- [Exercise aim]
Copy the entries exactly. Their pictures do not belong in the copy.
*** Begin section ***
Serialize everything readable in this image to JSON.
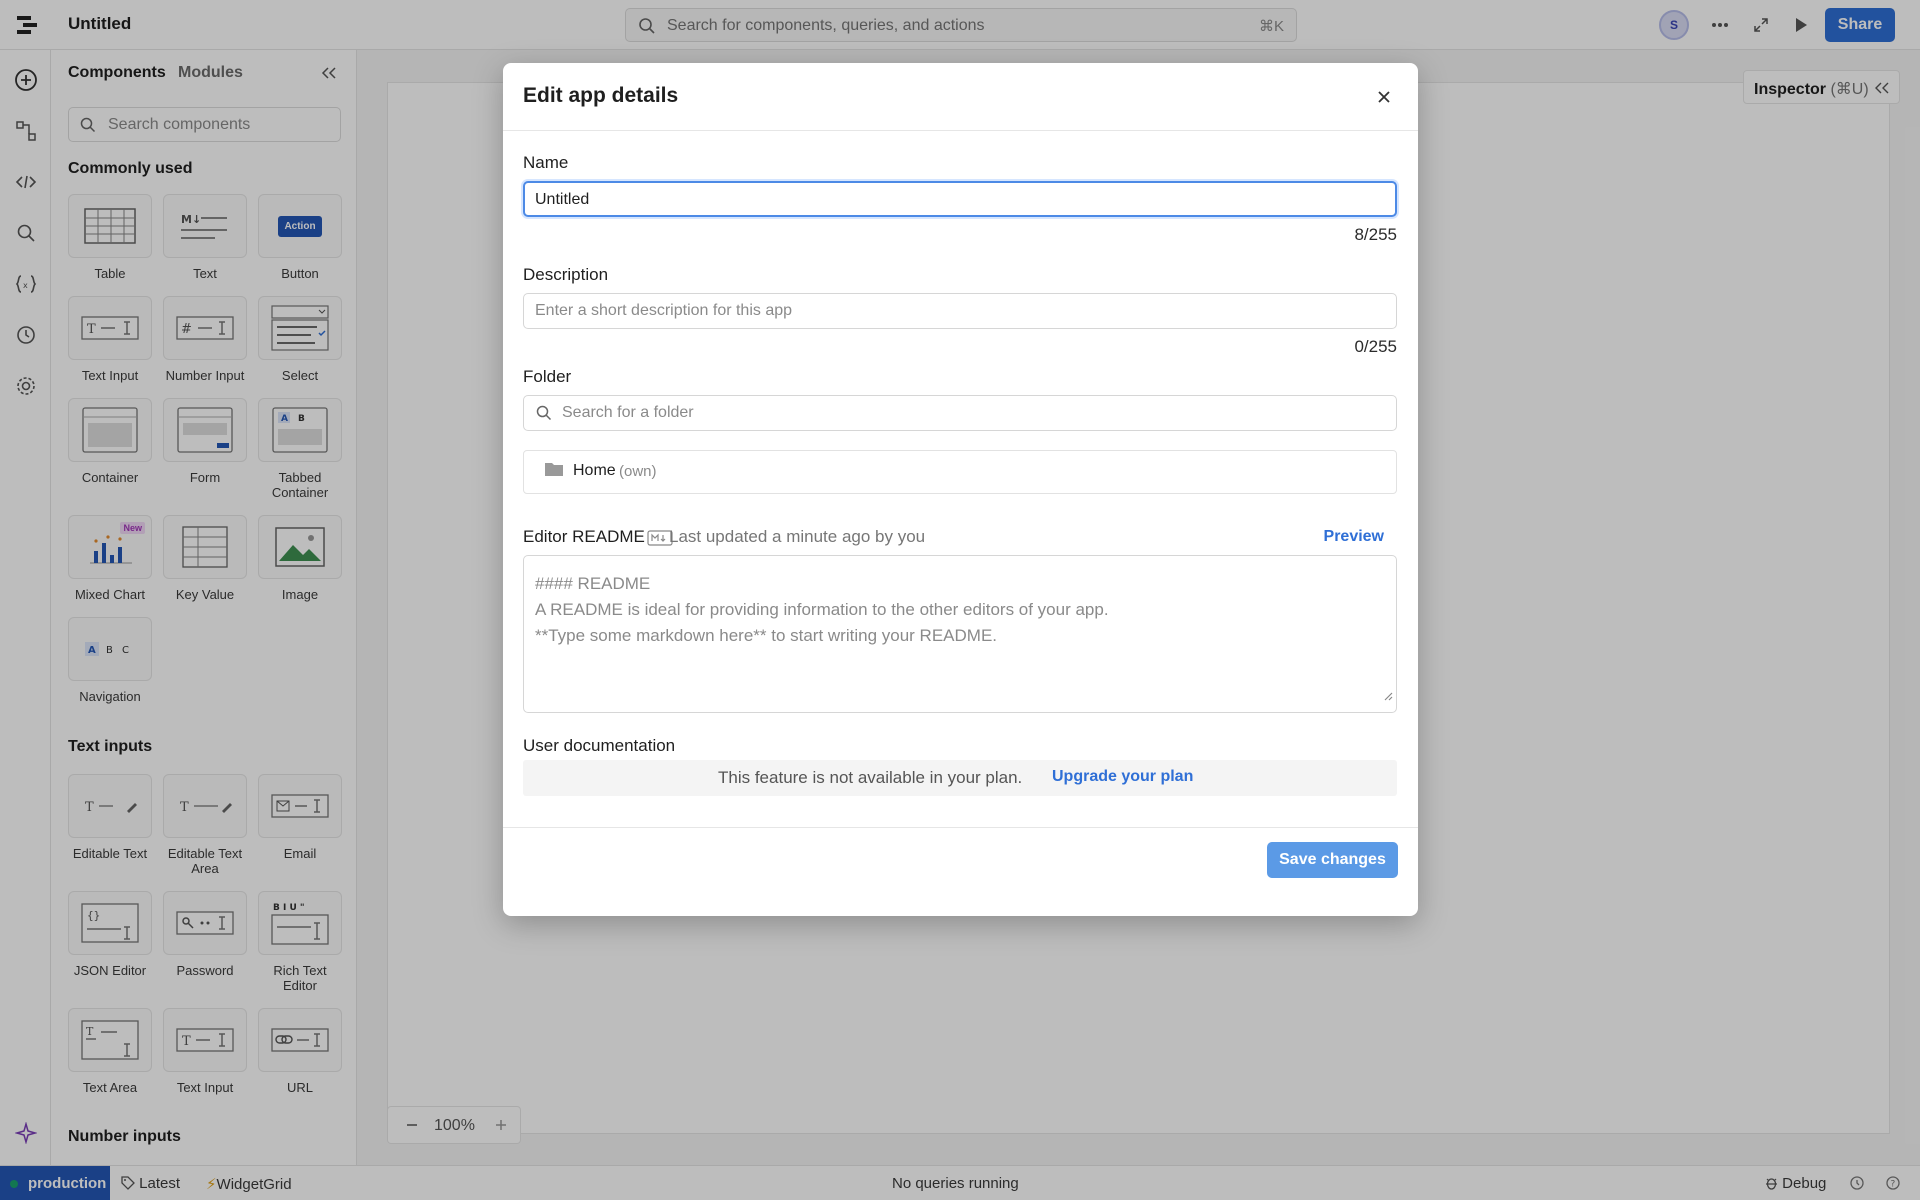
{
  "app": {
    "title": "Untitled"
  },
  "search": {
    "placeholder": "Search for components, queries, and actions",
    "shortcut": "⌘K"
  },
  "user": {
    "initial": "S"
  },
  "toolbar": {
    "share_label": "Share"
  },
  "panel": {
    "tabs": [
      "Components",
      "Modules"
    ],
    "search_placeholder": "Search components",
    "section_common": "Commonly used",
    "common": [
      {
        "label": "Table"
      },
      {
        "label": "Text"
      },
      {
        "label": "Button",
        "badge": "Action"
      },
      {
        "label": "Text Input"
      },
      {
        "label": "Number Input"
      },
      {
        "label": "Select"
      },
      {
        "label": "Container"
      },
      {
        "label": "Form"
      },
      {
        "label": "Tabbed Container"
      },
      {
        "label": "Mixed Chart",
        "badge": "New"
      },
      {
        "label": "Key Value"
      },
      {
        "label": "Image"
      },
      {
        "label": "Navigation"
      }
    ],
    "section_text": "Text inputs",
    "text_inputs": [
      {
        "label": "Editable Text"
      },
      {
        "label": "Editable Text Area"
      },
      {
        "label": "Email"
      },
      {
        "label": "JSON Editor"
      },
      {
        "label": "Password"
      },
      {
        "label": "Rich Text Editor"
      },
      {
        "label": "Text Area"
      },
      {
        "label": "Text Input"
      },
      {
        "label": "URL"
      }
    ],
    "section_number": "Number inputs"
  },
  "inspector": {
    "title": "Inspector",
    "shortcut": "(⌘U)"
  },
  "zoom": {
    "value": "100%"
  },
  "status": {
    "env": "production",
    "version": "Latest",
    "branch": "WidgetGrid",
    "queries": "No queries running",
    "debug": "Debug"
  },
  "modal": {
    "title": "Edit app details",
    "name_label": "Name",
    "name_value": "Untitled",
    "name_counter": "8/255",
    "description_label": "Description",
    "description_placeholder": "Enter a short description for this app",
    "description_counter": "0/255",
    "folder_label": "Folder",
    "folder_placeholder": "Search for a folder",
    "folder_item": "Home",
    "folder_owner": "(own)",
    "readme_label": "Editor README",
    "readme_meta": "Last updated a minute ago by you",
    "preview_label": "Preview",
    "readme_placeholder": [
      "#### README",
      "A README is ideal for providing information to the other editors of your app.",
      "**Type some markdown here** to start writing your README."
    ],
    "user_doc_label": "User documentation",
    "plan_message": "This feature is not available in your plan.",
    "upgrade_label": "Upgrade your plan",
    "save_label": "Save changes"
  },
  "colors": {
    "accent": "#2f6fd6",
    "env": "#2457b5",
    "save": "#5b9ae6",
    "focus": "#4d8ae6"
  }
}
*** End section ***
- [Answer to this task]
Serialize everything readable in this image to JSON.
{
  "app": {
    "title": "Untitled"
  },
  "search": {
    "placeholder": "Search for components, queries, and actions",
    "shortcut": "⌘K"
  },
  "user": {
    "initial": "S"
  },
  "toolbar": {
    "share_label": "Share"
  },
  "panel": {
    "tabs": [
      "Components",
      "Modules"
    ],
    "search_placeholder": "Search components",
    "section_common": "Commonly used",
    "common": [
      {
        "label": "Table"
      },
      {
        "label": "Text"
      },
      {
        "label": "Button",
        "badge": "Action"
      },
      {
        "label": "Text Input"
      },
      {
        "label": "Number Input"
      },
      {
        "label": "Select"
      },
      {
        "label": "Container"
      },
      {
        "label": "Form"
      },
      {
        "label": "Tabbed Container"
      },
      {
        "label": "Mixed Chart",
        "badge": "New"
      },
      {
        "label": "Key Value"
      },
      {
        "label": "Image"
      },
      {
        "label": "Navigation"
      }
    ],
    "section_text": "Text inputs",
    "text_inputs": [
      {
        "label": "Editable Text"
      },
      {
        "label": "Editable Text Area"
      },
      {
        "label": "Email"
      },
      {
        "label": "JSON Editor"
      },
      {
        "label": "Password"
      },
      {
        "label": "Rich Text Editor"
      },
      {
        "label": "Text Area"
      },
      {
        "label": "Text Input"
      },
      {
        "label": "URL"
      }
    ],
    "section_number": "Number inputs"
  },
  "inspector": {
    "title": "Inspector",
    "shortcut": "(⌘U)"
  },
  "zoom": {
    "value": "100%"
  },
  "status": {
    "env": "production",
    "version": "Latest",
    "branch": "WidgetGrid",
    "queries": "No queries running",
    "debug": "Debug"
  },
  "modal": {
    "title": "Edit app details",
    "name_label": "Name",
    "name_value": "Untitled",
    "name_counter": "8/255",
    "description_label": "Description",
    "description_placeholder": "Enter a short description for this app",
    "description_counter": "0/255",
    "folder_label": "Folder",
    "folder_placeholder": "Search for a folder",
    "folder_item": "Home",
    "folder_owner": "(own)",
    "readme_label": "Editor README",
    "readme_meta": "Last updated a minute ago by you",
    "preview_label": "Preview",
    "readme_placeholder": [
      "#### README",
      "A README is ideal for providing information to the other editors of your app.",
      "**Type some markdown here** to start writing your README."
    ],
    "user_doc_label": "User documentation",
    "plan_message": "This feature is not available in your plan.",
    "upgrade_label": "Upgrade your plan",
    "save_label": "Save changes"
  },
  "colors": {
    "accent": "#2f6fd6",
    "env": "#2457b5",
    "save": "#5b9ae6",
    "focus": "#4d8ae6"
  }
}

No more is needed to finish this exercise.